But: (And I don't think anyone wants to argue that you need photons to explain the crystal radio.)
Seems to be saying a crystal radio can "only" be explained by photons

What am I reading wrong here ??

Thanks

Peter

Marty Green said...

You may be overthinking that last phrase. Remember, "argue" has two meanings: to dispute, or to assert.

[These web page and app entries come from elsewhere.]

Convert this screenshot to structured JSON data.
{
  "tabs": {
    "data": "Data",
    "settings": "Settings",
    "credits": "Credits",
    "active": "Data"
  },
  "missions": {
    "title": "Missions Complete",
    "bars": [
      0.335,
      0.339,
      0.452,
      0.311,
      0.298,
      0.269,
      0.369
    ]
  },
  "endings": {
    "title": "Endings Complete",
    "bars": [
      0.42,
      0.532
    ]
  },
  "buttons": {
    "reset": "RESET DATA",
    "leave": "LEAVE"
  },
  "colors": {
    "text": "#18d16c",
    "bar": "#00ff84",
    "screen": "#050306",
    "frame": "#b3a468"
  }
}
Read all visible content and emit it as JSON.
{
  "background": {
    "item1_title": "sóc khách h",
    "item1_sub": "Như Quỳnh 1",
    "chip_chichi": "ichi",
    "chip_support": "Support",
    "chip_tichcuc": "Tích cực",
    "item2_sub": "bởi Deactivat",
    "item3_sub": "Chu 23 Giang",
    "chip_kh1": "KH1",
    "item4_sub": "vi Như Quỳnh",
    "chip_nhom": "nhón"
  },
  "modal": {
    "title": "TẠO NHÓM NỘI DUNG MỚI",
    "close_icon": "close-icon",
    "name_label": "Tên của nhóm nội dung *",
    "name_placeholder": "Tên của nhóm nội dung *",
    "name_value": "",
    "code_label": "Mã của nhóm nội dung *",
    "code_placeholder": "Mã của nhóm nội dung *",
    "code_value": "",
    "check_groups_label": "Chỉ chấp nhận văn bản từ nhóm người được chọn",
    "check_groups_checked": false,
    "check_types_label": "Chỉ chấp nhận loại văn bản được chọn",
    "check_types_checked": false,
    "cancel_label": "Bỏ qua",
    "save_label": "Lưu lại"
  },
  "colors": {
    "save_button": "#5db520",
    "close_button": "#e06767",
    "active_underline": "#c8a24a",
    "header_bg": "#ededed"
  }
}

If you read the sentence with the latter meaning, it makes sense in the obvious way.